**The problem**:
Leaving all pictures out, output exactly and only the line containing "Parse this screenshot: output" and the lines that follow it to the end of the material below.
------------------------------
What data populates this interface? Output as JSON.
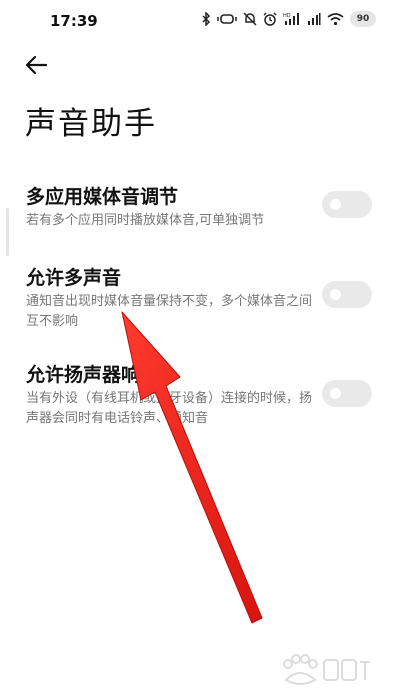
{
  "status_bar": {
    "time": "17:39",
    "battery": "90",
    "icons": [
      "bluetooth-icon",
      "vibrate-icon",
      "mute-bell-icon",
      "alarm-icon",
      "hd-signal-icon",
      "signal-icon",
      "wifi-icon",
      "battery-icon"
    ]
  },
  "header": {
    "back_icon": "arrow-left-icon",
    "title": "声音助手"
  },
  "settings": [
    {
      "title": "多应用媒体音调节",
      "description": "若有多个应用同时播放媒体音,可单独调节",
      "enabled": false
    },
    {
      "title": "允许多声音",
      "description": "通知音出现时媒体音量保持不变，多个媒体音之间互不影响",
      "enabled": false
    },
    {
      "title": "允许扬声器响铃",
      "description": "当有外设（有线耳机或蓝牙设备）连接的时候，扬声器会同时有电话铃声、通知音",
      "enabled": false
    }
  ],
  "colors": {
    "background": "#ffffff",
    "title_text": "#111111",
    "secondary_text": "#777777",
    "toggle_off": "#e9e9e9",
    "annotation_arrow": "#e8231f"
  },
  "watermark_icon": "baidu-jingyan-watermark"
}
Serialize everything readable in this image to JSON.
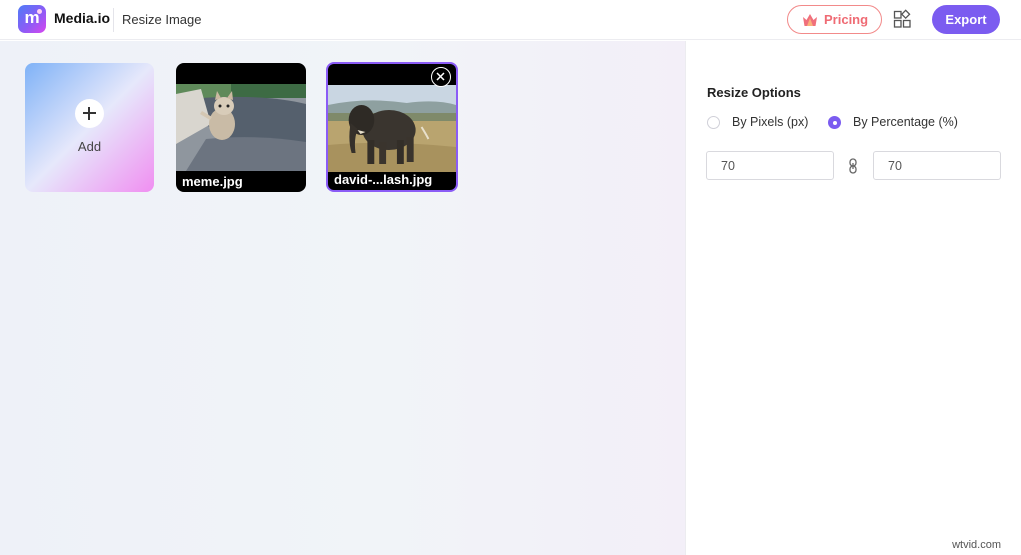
{
  "app": {
    "brand_name": "Media.io",
    "logo_letter": "m",
    "page_title": "Resize Image",
    "accent_color": "#7b5cf0"
  },
  "header": {
    "pricing_label": "Pricing",
    "pricing_icon": "crown-icon",
    "apps_icon": "apps-grid-icon",
    "export_label": "Export"
  },
  "workspace": {
    "add_card": {
      "icon": "plus-icon",
      "label": "Add"
    },
    "files": [
      {
        "name": "meme.jpg",
        "selected": false
      },
      {
        "name": "david-...lash.jpg",
        "selected": true,
        "remove_icon": "close-circle-icon"
      }
    ]
  },
  "resize_options": {
    "title": "Resize Options",
    "modes": [
      {
        "label": "By Pixels (px)",
        "selected": false
      },
      {
        "label": "By Percentage (%)",
        "selected": true
      }
    ],
    "width_value": "70",
    "height_value": "70",
    "link_icon": "link-icon"
  },
  "watermark": "wtvid.com"
}
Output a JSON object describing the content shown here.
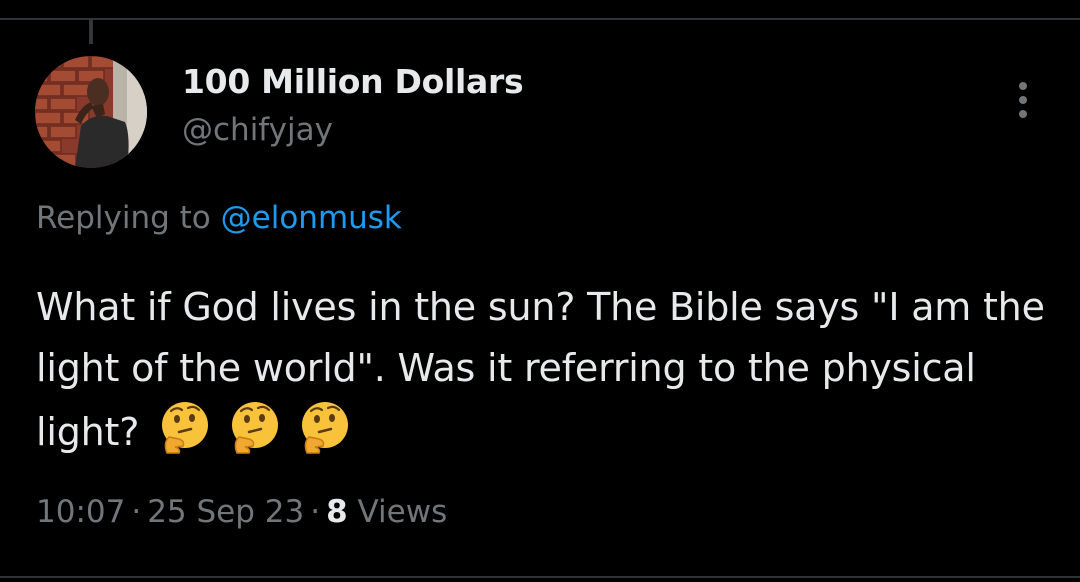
{
  "tweet": {
    "author": {
      "display_name": "100 Million Dollars",
      "handle": "@chifyjay"
    },
    "replying_prefix": "Replying to",
    "replying_to": "@elonmusk",
    "text": "What if God lives in the sun? The Bible says \"I am the light of the world\". Was it referring to the physical light?",
    "emojis": [
      "thinking-face",
      "thinking-face",
      "thinking-face"
    ],
    "time": "10:07",
    "separator": "·",
    "date": "25 Sep 23",
    "views_count": "8",
    "views_label": "Views"
  },
  "colors": {
    "background": "#000000",
    "text_primary": "#e7e9ea",
    "text_secondary": "#71767b",
    "accent": "#1d9bf0",
    "divider": "#2f3336"
  },
  "icons": {
    "more": "more-horizontal-icon",
    "emoji": "thinking-face-emoji"
  }
}
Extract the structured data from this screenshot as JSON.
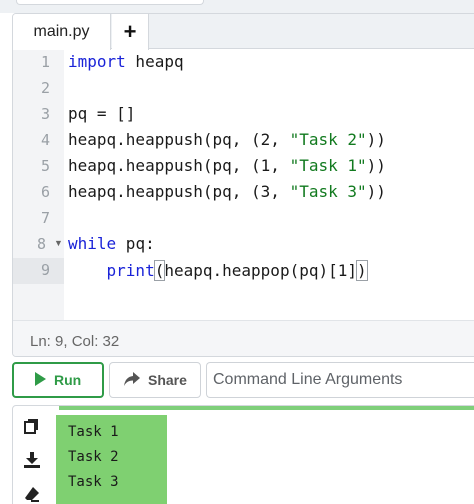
{
  "tabs": {
    "active_file": "main.py",
    "add_label": "+"
  },
  "editor": {
    "line_numbers": [
      "1",
      "2",
      "3",
      "4",
      "5",
      "6",
      "8",
      "9"
    ],
    "lines": {
      "l1": {
        "kw": "import",
        "rest": " heapq"
      },
      "l3": {
        "text": "pq = []"
      },
      "l4": {
        "pre": "heapq.heappush(pq, (2, ",
        "str": "\"Task 2\"",
        "post": "))"
      },
      "l5": {
        "pre": "heapq.heappush(pq, (1, ",
        "str": "\"Task 1\"",
        "post": "))"
      },
      "l6": {
        "pre": "heapq.heappush(pq, (3, ",
        "str": "\"Task 3\"",
        "post": "))"
      },
      "l8": {
        "kw": "while",
        "rest": " pq:"
      },
      "l9": {
        "indent": "    ",
        "fn": "print",
        "open": "(",
        "inner": "heapq.heappop(pq)[1]",
        "close": ")"
      }
    },
    "status": "Ln: 9,  Col: 32"
  },
  "controls": {
    "run_label": "Run",
    "share_label": "Share",
    "args_placeholder": "Command Line Arguments"
  },
  "output": {
    "lines": [
      "Task 1",
      "Task 2",
      "Task 3"
    ]
  },
  "colors": {
    "run_green": "#2f9b47",
    "output_highlight": "#7fd071",
    "keyword_blue": "#1a23d8",
    "string_green": "#127a1f"
  },
  "icons": [
    "play-icon",
    "share-icon",
    "copy-icon",
    "download-icon",
    "eraser-icon",
    "fold-arrow-icon"
  ]
}
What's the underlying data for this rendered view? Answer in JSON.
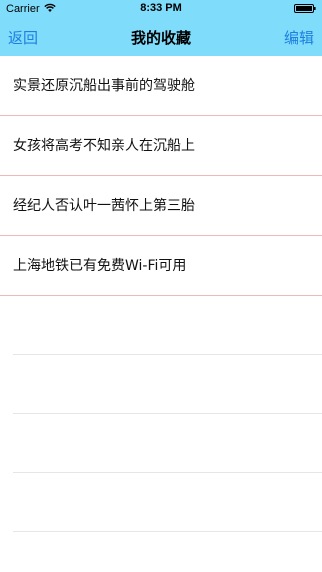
{
  "status_bar": {
    "carrier": "Carrier",
    "time": "8:33 PM",
    "icons": [
      "wifi-icon",
      "battery-icon"
    ]
  },
  "nav": {
    "back_label": "返回",
    "title": "我的收藏",
    "edit_label": "编辑"
  },
  "colors": {
    "header_bg": "#7fdcfb",
    "nav_button": "#1f7fe0",
    "row_separator": "#f0b8b8",
    "empty_separator": "#e6e6e6"
  },
  "favorites": [
    {
      "title": "实景还原沉船出事前的驾驶舱"
    },
    {
      "title": "女孩将高考不知亲人在沉船上"
    },
    {
      "title": "经纪人否认叶一茜怀上第三胎"
    },
    {
      "title": "上海地铁已有免费Wi-Fi可用"
    }
  ]
}
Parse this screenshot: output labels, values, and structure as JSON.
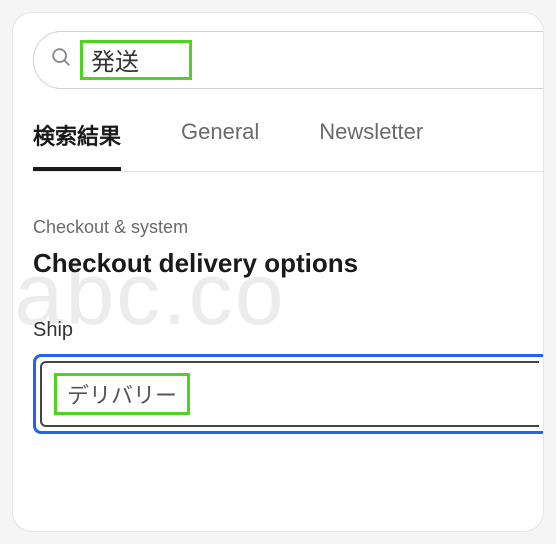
{
  "search": {
    "value": "発送"
  },
  "tabs": [
    {
      "label": "検索結果",
      "active": true
    },
    {
      "label": "General",
      "active": false
    },
    {
      "label": "Newsletter",
      "active": false
    }
  ],
  "section": {
    "category": "Checkout & system",
    "title": "Checkout delivery options"
  },
  "field": {
    "label": "Ship",
    "value": "デリバリー"
  },
  "watermark": "-abc.co",
  "colors": {
    "highlight_green": "#4CD41E",
    "focus_blue": "#2463EB"
  }
}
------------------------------
**Solution to this problem**:
Parse this screenshot: output labels, values, and structure as JSON.
{
  "search": {
    "value": "発送"
  },
  "tabs": [
    {
      "label": "検索結果",
      "active": true
    },
    {
      "label": "General",
      "active": false
    },
    {
      "label": "Newsletter",
      "active": false
    }
  ],
  "section": {
    "category": "Checkout & system",
    "title": "Checkout delivery options"
  },
  "field": {
    "label": "Ship",
    "value": "デリバリー"
  },
  "watermark": "-abc.co",
  "colors": {
    "highlight_green": "#4CD41E",
    "focus_blue": "#2463EB"
  }
}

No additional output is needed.